Vladimir Putin has sparked more rumours over his ill health after being seen coughing at Russia’s Victory Day parade with a blanket draped over his legs.
The Russian leader was spotted keeping warm with a heavy blanket as he oversaw the massive parade of his country’s military might to mark the day that Russia effectively brought World War Two to a close.
While it was a slightly chilly 9C in Moscow this morning, none of the other senior Kremlin dignitaries watching the march-past felt the need for a blanket – adding to concerns that the Russian leader’s health could be failing.
One user on Twitter commented on the blanket by tweeting: "President Vladimir Putin throws aside his Russian Wool blanket to stride manfully to the unknown."
While another joked that "Putin stole a blanket from a veteran" after noticing few others had one.
The Russian leader was spotted keeping warm with a heavy blanket while watching the parade
Despite his cough and the blanket, the President appeared to be in fine health during his speech and as he mingled with officials and spectators.
However, there have been reports that Putin was undergoing treatment for both cancer and Parkinson’s Disease, even before he launched his attack on Ukraine.
The poor progress of his invasion seems to have taken an additional toll on his health.

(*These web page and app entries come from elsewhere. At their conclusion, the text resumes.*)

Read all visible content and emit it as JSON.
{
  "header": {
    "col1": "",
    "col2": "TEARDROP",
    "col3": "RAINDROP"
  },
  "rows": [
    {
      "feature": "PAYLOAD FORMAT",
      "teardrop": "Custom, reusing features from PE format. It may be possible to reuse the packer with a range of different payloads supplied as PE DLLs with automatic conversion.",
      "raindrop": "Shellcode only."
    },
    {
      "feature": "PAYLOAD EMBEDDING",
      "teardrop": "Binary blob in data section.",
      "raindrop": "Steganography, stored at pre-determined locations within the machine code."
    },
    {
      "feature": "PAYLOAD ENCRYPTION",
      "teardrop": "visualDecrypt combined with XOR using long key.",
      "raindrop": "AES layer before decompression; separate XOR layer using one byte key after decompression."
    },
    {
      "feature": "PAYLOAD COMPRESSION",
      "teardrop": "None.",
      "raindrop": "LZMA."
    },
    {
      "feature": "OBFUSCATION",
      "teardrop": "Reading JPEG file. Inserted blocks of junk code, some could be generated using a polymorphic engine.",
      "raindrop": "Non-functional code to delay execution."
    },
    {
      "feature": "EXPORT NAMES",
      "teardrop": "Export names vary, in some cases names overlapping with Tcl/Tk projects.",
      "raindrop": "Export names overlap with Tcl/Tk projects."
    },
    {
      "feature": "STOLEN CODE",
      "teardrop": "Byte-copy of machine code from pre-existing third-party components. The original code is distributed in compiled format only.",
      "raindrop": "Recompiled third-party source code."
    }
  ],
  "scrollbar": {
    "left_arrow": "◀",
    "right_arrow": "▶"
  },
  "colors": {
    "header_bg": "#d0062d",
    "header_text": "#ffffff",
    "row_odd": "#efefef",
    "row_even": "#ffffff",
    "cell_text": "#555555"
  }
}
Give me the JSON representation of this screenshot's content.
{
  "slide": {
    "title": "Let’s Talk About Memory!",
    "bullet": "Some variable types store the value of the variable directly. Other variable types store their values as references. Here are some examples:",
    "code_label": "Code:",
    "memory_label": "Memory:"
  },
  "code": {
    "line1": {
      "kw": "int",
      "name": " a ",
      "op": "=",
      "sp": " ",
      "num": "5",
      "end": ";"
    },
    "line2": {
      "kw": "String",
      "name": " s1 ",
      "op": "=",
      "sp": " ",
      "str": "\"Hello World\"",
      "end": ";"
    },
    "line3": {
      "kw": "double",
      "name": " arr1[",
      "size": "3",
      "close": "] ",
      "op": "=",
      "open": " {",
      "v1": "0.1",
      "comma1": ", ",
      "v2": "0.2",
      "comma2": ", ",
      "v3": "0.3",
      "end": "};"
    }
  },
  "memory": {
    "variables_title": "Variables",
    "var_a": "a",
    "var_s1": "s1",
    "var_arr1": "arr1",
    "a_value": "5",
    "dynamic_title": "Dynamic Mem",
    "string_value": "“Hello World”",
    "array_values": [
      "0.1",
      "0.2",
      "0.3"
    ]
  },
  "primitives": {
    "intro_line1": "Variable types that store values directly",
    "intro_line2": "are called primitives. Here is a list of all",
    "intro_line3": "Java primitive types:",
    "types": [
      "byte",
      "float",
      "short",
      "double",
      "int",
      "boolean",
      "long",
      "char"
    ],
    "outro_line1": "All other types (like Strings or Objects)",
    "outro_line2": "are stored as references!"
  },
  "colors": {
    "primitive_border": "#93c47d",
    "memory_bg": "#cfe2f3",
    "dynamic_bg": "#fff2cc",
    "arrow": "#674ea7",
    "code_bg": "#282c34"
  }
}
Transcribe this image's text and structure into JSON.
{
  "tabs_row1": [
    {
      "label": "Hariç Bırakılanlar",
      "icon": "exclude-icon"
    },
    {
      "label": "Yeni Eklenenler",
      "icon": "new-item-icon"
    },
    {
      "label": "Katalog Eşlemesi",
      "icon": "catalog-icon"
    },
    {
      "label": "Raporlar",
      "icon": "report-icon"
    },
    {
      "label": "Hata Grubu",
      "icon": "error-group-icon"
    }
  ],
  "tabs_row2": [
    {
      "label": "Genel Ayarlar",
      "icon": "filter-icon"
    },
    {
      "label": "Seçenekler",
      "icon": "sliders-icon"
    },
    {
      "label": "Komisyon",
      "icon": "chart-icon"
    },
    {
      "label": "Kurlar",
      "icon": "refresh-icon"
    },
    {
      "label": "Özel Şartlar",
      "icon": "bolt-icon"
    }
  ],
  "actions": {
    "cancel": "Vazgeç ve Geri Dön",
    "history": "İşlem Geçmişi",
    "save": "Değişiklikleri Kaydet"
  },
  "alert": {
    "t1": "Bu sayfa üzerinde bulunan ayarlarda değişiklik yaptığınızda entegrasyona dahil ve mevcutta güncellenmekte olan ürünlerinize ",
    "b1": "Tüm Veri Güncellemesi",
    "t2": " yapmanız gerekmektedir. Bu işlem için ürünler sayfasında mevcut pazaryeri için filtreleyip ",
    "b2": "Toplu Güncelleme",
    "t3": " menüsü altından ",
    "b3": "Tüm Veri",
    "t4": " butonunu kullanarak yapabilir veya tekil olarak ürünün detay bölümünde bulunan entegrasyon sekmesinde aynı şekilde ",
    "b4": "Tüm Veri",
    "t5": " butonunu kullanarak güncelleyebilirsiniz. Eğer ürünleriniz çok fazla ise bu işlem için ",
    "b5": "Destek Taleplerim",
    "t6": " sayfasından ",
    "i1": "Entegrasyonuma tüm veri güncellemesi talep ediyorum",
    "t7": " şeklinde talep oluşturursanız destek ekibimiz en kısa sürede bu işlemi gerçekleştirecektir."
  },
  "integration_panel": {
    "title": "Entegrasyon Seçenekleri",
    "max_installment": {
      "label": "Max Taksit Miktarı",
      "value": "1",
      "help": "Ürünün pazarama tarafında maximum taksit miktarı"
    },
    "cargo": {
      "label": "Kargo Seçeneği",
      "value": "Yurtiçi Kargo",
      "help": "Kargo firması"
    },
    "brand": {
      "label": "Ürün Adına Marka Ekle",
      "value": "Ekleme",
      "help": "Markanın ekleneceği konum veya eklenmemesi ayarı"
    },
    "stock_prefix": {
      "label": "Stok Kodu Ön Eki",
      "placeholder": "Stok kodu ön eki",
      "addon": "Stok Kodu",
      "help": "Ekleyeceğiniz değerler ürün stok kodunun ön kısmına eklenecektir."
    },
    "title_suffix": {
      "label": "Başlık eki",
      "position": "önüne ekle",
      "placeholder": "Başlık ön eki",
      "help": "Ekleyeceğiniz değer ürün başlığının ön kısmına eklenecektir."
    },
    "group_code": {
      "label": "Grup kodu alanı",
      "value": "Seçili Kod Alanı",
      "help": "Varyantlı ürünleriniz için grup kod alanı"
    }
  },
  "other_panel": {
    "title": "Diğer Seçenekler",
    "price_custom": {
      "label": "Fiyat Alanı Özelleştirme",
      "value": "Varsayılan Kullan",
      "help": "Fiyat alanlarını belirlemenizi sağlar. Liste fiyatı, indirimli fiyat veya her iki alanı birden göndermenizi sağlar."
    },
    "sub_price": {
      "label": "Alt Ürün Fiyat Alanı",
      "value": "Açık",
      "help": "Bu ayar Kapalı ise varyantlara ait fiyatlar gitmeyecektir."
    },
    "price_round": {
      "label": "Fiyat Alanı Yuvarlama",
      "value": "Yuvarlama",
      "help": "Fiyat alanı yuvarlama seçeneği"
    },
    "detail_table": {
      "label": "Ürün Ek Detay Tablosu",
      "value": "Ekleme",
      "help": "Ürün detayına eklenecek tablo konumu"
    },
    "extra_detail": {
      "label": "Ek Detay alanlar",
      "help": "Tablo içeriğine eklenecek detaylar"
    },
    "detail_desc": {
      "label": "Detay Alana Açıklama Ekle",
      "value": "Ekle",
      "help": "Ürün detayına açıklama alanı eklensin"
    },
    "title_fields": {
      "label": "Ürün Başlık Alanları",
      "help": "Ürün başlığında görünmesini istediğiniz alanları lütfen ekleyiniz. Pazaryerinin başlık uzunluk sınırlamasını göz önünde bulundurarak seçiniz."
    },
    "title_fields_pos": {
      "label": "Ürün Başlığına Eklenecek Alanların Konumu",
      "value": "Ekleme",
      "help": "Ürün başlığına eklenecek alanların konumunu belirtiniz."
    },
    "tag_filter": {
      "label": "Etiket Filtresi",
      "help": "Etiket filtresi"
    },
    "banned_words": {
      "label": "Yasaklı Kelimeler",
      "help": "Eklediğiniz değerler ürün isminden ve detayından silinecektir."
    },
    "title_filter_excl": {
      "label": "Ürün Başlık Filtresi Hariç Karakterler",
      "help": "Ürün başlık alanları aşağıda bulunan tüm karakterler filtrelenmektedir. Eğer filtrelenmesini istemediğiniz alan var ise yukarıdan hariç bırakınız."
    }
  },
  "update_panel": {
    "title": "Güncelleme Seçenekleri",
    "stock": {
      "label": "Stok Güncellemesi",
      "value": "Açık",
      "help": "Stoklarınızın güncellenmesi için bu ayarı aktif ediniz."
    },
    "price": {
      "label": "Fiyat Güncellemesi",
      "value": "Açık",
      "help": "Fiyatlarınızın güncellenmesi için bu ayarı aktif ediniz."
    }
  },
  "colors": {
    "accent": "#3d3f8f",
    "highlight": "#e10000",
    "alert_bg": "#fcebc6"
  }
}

In a televised meeting on April 21, the "bloated" leader, sitting at a desk and discussing the invasion with his defence minister Sergei Shoigu, seemed to be gripping the corner of his desk firmly in an apparent attempt to hid a trembling hand.
A report from Telegram channel General SVR claimed that Putin, who turns 70 in October, would be incapacitated "for a short time” this month following a surgical procedure.
The report added that he planned to hand the reins over to close aide Nikolai Patrushev, former chief of the Federal Security Service, while he recuperates.
Despite predictions of a fiery Victory Day speech, President Putin was somewhat muted this morning.
Russian President Vladimir Putin and Defence Minister Sergei Shoigu speak after the military parade
He attempted to justify the attack on Ukraine by drawing parallels with the Soviet Union’s struggle against Hitler ’s Germany but stopped short of announcing any major new escalation of the conflict.
Instead, by focusing on what he claimed was a Ukrainian plan for a major crackdown on pro-Russian communities in the Donbas region he appeared to be preparing the ground for a limited occupation of just that area and abandoning his wider claims on Ukrainian territory.
"You are fighting for our people in Donbas, for the security of our motherland, its future," he said.
The Russian public tend to be quite patriotic by nature, and are likely to have taken Putin’s words at face value.
However, some Russians tuning in to watch the parade on TV may have been met with a very different message.
The BBC's Francis Scarr reports that the name of every show had been changed to "On your hands is the blood of thousands of Ukrainians and their hundreds of murdered children. TV and the authorities are lying. No to war".